Records for this task Block Start

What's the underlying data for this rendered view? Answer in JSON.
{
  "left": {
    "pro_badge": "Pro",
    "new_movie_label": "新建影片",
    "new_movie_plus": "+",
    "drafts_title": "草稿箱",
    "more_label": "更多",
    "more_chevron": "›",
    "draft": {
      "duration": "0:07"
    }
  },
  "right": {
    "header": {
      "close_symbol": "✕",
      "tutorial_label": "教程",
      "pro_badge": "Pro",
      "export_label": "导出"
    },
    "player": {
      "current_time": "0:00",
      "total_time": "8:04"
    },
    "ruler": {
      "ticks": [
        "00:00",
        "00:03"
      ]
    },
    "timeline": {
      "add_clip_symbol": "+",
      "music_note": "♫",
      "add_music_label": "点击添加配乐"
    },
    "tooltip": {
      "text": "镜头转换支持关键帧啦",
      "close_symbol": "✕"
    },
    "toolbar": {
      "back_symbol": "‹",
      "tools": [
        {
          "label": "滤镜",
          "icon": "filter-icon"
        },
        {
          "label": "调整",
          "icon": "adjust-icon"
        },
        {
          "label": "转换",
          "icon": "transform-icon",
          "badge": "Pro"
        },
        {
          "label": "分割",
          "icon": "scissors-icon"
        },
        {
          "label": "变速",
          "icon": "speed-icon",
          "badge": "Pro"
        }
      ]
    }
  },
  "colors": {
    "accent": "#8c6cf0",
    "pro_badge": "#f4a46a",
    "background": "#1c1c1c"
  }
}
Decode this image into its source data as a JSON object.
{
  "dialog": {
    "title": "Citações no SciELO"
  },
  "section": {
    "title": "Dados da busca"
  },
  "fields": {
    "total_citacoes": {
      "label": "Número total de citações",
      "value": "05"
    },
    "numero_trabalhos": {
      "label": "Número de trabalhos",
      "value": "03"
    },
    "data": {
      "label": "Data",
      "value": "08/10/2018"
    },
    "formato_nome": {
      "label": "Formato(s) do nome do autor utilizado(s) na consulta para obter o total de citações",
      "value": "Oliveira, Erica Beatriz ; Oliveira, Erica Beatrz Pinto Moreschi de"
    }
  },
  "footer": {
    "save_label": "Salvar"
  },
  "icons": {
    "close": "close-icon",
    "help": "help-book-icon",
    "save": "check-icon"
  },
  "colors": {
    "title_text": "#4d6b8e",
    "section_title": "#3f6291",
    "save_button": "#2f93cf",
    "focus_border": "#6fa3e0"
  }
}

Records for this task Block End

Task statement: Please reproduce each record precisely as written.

Result of the task:
What's the underlying data for this rendered view? Answer in JSON.
{
  "left": {
    "pro_badge": "Pro",
    "new_movie_label": "新建影片",
    "new_movie_plus": "+",
    "drafts_title": "草稿箱",
    "more_label": "更多",
    "more_chevron": "›",
    "draft": {
      "duration": "0:07"
    }
  },
  "right": {
    "header": {
      "close_symbol": "✕",
      "tutorial_label": "教程",
      "pro_badge": "Pro",
      "export_label": "导出"
    },
    "player": {
      "current_time": "0:00",
      "total_time": "8:04"
    },
    "ruler": {
      "ticks": [
        "00:00",
        "00:03"
      ]
    },
    "timeline": {
      "add_clip_symbol": "+",
      "music_note": "♫",
      "add_music_label": "点击添加配乐"
    },
    "tooltip": {
      "text": "镜头转换支持关键帧啦",
      "close_symbol": "✕"
    },
    "toolbar": {
      "back_symbol": "‹",
      "tools": [
        {
          "label": "滤镜",
          "icon": "filter-icon"
        },
        {
          "label": "调整",
          "icon": "adjust-icon"
        },
        {
          "label": "转换",
          "icon": "transform-icon",
          "badge": "Pro"
        },
        {
          "label": "分割",
          "icon": "scissors-icon"
        },
        {
          "label": "变速",
          "icon": "speed-icon",
          "badge": "Pro"
        }
      ]
    }
  },
  "colors": {
    "accent": "#8c6cf0",
    "pro_badge": "#f4a46a",
    "background": "#1c1c1c"
  }
}
Decode this image into its source data as a JSON object.
{
  "dialog": {
    "title": "Citações no SciELO"
  },
  "section": {
    "title": "Dados da busca"
  },
  "fields": {
    "total_citacoes": {
      "label": "Número total de citações",
      "value": "05"
    },
    "numero_trabalhos": {
      "label": "Número de trabalhos",
      "value": "03"
    },
    "data": {
      "label": "Data",
      "value": "08/10/2018"
    },
    "formato_nome": {
      "label": "Formato(s) do nome do autor utilizado(s) na consulta para obter o total de citações",
      "value": "Oliveira, Erica Beatriz ; Oliveira, Erica Beatrz Pinto Moreschi de"
    }
  },
  "footer": {
    "save_label": "Salvar"
  },
  "icons": {
    "close": "close-icon",
    "help": "help-book-icon",
    "save": "check-icon"
  },
  "colors": {
    "title_text": "#4d6b8e",
    "section_title": "#3f6291",
    "save_button": "#2f93cf",
    "focus_border": "#6fa3e0"
  }
}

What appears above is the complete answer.